Excerpts from a dataset:
-=-=-

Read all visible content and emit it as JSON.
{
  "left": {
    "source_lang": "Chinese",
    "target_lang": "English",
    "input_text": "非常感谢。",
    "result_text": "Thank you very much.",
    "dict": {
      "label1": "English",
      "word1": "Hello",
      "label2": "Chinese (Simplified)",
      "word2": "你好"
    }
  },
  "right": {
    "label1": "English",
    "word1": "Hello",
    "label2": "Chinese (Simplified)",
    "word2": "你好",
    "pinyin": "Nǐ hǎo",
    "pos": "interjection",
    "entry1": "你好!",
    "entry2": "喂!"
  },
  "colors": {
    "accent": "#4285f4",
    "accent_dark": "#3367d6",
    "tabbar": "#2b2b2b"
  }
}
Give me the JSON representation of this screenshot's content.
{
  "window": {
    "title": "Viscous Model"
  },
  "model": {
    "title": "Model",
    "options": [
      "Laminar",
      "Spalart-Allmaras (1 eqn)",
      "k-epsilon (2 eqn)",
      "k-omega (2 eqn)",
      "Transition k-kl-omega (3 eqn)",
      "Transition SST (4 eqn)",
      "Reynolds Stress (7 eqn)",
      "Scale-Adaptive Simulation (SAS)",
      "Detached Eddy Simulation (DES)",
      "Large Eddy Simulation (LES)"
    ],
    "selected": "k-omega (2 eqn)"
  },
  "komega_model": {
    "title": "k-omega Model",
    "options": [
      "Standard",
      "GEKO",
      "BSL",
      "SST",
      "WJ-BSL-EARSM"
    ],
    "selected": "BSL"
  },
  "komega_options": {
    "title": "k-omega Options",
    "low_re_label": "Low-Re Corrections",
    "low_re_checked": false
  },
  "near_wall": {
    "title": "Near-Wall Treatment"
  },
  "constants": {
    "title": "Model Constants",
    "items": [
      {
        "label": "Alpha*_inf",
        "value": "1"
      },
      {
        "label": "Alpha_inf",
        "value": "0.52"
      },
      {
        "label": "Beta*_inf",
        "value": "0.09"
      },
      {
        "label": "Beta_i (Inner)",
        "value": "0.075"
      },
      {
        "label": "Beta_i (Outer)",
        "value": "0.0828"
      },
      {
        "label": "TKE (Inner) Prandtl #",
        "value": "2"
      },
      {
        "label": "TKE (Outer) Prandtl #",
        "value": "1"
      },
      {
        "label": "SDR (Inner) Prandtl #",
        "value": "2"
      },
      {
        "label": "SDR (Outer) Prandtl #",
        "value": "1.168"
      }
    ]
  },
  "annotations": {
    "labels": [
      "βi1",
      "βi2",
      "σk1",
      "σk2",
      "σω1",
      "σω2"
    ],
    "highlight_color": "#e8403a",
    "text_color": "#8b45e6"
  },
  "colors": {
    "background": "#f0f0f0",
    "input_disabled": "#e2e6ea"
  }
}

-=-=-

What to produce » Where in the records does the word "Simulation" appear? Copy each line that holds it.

Response to this exercise »
      "Scale-Adaptive Simulation (SAS)",
      "Detached Eddy Simulation (DES)",
      "Large Eddy Simulation (LES)"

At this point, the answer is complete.